In the opinion of Master Sandler, the lien claimant had failed to lien the leasehold interest of the Hugo Boss franchise, and so, the lien must be discharged. The Master maintained that Section 6 will only cure minor and technical irregularities and an evaluation of the prejudice likely to be caused by altering the claim for lien must be completed. Nevertheless, Section 6 will not be applied, nor the prejudice analysis entered into, if the defect is a serious and fatal one, such as the complete failure to name the owner, as in this instance. Simultaneously, the Master held that if the lien claimant had simply stated “The Hugo Boss store at Suite 108, 130 Bloor St. West” as one of the “owners” in the claim for lien, that would likely have been sufficient, especially for the curative provision of Section 6.
Petroff shows a more relaxed approach to contractors liening leasehold interests electronically where the lease is registered on title. Williams & Prior demonstrates that if the lease is not registered, lien claimants have to name the owner of the leasehold as an “owner” in their claim for lien or the lien would be discharged.
Value of a Lien on Leasehold Premises
It seems the ultimate remedy of a construction lien claimant is the judicial sale of the lands against which the lien is registered, when it is paid out of the proceeds of the sale, subject to the claims of competing creditors. For a lien on leasehold premises, theoretically, the remedy is the same. However, the remedy is only an illusion in the practical world. Only long-term leases at preferential rents in a rapidly escalating property market are saleable; others are not.
Such a remedy is more useful in instances when a covenant exists in the lease requiring liens to be vacated by posting security with the court. There, the lien claimant would be able to realize his security against the funds in court and will have no need to wait for the judicial sale of the leasehold premises. However, if the tenant is insolvent and hence unable to post security to vacate the lien, the remedy is invalid considering the problems with selling leasehold premises.
Leaseholds on liens are a major source of unique problems for landlords, tenants, and lien claimants. It is imperative to know who the “owner” is, according to the meaning put forth in the CLA. The owner may be the landlord, tenant, or both, depending on the situation. Should a notice be served under Section 19 of the CLA, landlords need to respond quickly to deny responsibility for the improvement on the part of the landlord. It is true that caselaw has made the CLA more forgiving for lien claimants failing to name the leasehold owner for registered leases, but simultaneously it has made the law even less forgiving in the case of unregistered leases.

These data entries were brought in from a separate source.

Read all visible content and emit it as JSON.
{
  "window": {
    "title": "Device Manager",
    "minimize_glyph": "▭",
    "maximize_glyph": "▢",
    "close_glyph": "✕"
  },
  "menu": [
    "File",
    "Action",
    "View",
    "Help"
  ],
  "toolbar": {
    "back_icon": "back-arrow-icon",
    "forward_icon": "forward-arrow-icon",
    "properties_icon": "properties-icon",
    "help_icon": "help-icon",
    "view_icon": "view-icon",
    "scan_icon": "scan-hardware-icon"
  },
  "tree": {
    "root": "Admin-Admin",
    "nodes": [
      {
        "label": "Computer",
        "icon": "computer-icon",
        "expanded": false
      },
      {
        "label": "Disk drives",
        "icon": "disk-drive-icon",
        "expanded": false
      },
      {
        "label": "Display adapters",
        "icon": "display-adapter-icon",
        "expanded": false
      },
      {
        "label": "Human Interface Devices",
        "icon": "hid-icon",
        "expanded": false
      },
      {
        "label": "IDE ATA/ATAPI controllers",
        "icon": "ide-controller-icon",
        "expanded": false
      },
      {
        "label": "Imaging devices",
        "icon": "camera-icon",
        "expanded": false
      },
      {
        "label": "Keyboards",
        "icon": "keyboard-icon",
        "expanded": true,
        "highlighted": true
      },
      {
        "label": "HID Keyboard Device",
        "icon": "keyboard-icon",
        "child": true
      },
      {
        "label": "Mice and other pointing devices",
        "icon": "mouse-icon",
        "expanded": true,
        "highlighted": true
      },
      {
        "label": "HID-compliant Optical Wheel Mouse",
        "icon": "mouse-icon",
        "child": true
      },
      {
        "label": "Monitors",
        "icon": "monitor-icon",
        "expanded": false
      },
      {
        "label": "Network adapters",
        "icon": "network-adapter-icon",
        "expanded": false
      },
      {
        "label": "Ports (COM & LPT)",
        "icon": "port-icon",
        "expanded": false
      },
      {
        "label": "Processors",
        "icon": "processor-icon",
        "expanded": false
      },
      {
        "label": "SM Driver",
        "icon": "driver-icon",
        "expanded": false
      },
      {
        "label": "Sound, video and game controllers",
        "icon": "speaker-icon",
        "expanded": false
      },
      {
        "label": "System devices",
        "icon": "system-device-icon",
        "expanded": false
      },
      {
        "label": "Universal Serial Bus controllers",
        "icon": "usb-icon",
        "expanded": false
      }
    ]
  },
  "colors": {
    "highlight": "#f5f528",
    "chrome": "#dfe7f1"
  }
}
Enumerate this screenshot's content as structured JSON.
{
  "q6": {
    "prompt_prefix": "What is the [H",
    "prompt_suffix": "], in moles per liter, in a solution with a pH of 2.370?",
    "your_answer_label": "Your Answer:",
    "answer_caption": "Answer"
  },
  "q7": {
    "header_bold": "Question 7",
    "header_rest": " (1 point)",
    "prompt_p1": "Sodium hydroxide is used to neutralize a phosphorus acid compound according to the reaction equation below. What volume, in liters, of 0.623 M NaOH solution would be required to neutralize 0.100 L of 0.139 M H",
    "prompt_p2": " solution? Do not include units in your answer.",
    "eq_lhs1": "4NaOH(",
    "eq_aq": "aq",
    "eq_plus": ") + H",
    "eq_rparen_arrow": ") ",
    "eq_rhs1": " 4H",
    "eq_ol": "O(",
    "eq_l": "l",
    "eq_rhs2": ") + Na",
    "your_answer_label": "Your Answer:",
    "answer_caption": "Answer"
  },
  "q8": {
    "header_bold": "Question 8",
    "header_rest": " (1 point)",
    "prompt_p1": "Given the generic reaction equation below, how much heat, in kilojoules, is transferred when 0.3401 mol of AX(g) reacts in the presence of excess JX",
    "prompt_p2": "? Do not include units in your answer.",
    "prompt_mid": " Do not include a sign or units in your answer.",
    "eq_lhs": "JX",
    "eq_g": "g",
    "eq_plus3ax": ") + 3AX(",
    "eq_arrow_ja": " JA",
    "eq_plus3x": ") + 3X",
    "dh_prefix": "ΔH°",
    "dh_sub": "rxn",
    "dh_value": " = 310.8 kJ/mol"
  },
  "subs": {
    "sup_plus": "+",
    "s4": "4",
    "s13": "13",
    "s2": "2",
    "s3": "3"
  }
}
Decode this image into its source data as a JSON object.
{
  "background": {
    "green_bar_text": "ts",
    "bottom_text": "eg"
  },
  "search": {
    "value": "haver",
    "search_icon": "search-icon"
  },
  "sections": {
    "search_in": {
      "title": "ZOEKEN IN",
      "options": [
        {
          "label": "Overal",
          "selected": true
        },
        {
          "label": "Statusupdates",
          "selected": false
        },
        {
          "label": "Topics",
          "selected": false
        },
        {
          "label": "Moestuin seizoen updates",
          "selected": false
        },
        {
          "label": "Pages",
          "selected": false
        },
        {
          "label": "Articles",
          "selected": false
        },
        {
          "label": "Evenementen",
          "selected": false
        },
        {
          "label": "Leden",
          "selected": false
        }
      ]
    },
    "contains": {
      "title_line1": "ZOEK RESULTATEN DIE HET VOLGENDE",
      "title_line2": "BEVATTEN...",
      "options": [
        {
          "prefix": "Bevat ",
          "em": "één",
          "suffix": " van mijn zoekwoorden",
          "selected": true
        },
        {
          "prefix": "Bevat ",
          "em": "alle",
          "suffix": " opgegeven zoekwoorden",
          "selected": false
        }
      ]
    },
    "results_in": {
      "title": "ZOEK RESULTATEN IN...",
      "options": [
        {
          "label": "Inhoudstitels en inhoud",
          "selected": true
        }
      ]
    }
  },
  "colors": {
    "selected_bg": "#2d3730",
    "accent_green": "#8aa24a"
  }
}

Don’t make a move before fully understanding your rights and obligations. For more information and assistance regarding liens or commercial leasing in Ontario contact Levy Zavet PC (Levy Zavet) in Toronto, Ontario today.